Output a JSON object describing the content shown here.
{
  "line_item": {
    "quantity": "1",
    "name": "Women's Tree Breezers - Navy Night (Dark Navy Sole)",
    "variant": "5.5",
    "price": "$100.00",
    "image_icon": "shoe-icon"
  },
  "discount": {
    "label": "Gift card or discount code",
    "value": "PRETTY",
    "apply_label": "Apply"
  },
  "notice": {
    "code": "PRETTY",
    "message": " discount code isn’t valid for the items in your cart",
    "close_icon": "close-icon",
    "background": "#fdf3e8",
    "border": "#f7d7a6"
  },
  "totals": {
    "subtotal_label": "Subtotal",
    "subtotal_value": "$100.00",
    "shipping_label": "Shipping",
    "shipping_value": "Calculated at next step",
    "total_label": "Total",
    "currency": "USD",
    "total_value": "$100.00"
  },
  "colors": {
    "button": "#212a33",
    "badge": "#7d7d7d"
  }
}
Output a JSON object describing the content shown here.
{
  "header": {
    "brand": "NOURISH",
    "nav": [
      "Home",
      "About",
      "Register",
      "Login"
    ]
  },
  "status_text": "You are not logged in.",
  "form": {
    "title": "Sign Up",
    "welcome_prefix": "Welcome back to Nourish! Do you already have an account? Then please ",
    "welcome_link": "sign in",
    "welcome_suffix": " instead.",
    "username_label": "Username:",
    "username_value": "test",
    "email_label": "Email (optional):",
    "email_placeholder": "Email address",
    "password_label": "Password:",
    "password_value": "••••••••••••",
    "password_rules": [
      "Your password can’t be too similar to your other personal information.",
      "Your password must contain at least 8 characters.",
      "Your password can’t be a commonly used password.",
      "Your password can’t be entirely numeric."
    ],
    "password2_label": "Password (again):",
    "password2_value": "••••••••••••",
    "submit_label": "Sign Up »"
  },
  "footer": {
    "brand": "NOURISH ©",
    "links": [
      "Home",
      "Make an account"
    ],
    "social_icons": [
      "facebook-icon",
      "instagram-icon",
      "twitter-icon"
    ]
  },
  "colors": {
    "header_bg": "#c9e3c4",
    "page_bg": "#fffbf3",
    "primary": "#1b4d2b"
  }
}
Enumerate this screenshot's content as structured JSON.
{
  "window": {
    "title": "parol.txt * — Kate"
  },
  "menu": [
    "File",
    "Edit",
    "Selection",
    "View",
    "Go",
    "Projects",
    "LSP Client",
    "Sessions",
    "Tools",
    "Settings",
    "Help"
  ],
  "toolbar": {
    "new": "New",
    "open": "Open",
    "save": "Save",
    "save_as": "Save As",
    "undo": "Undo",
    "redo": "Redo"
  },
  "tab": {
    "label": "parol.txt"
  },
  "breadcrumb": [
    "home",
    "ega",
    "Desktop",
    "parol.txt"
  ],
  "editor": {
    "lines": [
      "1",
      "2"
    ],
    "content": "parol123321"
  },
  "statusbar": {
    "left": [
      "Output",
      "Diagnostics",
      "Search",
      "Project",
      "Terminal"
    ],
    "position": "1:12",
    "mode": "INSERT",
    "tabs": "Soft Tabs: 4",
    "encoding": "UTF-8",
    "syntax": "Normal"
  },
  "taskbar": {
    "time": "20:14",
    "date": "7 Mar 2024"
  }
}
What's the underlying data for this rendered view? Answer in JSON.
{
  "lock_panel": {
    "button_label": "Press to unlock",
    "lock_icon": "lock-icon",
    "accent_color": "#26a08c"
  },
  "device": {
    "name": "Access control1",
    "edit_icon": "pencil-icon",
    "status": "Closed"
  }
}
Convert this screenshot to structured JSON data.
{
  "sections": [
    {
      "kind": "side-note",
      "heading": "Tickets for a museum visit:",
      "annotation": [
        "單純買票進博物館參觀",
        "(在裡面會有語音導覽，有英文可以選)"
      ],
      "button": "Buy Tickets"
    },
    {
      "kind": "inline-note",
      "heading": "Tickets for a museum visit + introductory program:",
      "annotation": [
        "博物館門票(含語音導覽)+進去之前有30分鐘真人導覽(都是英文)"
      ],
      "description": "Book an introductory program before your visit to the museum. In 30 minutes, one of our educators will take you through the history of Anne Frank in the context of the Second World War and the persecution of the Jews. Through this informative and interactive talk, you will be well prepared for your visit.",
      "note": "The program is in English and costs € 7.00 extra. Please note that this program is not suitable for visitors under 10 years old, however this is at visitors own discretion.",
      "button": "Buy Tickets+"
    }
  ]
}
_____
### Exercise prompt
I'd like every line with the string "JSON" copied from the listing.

### Finished task
Output a JSON object describing the content shown here.
Output a JSON object describing the content shown here.
Enumerate this screenshot's content as structured JSON.
What's the underlying data for this rendered view? Answer in JSON.
Convert this screenshot to structured JSON data.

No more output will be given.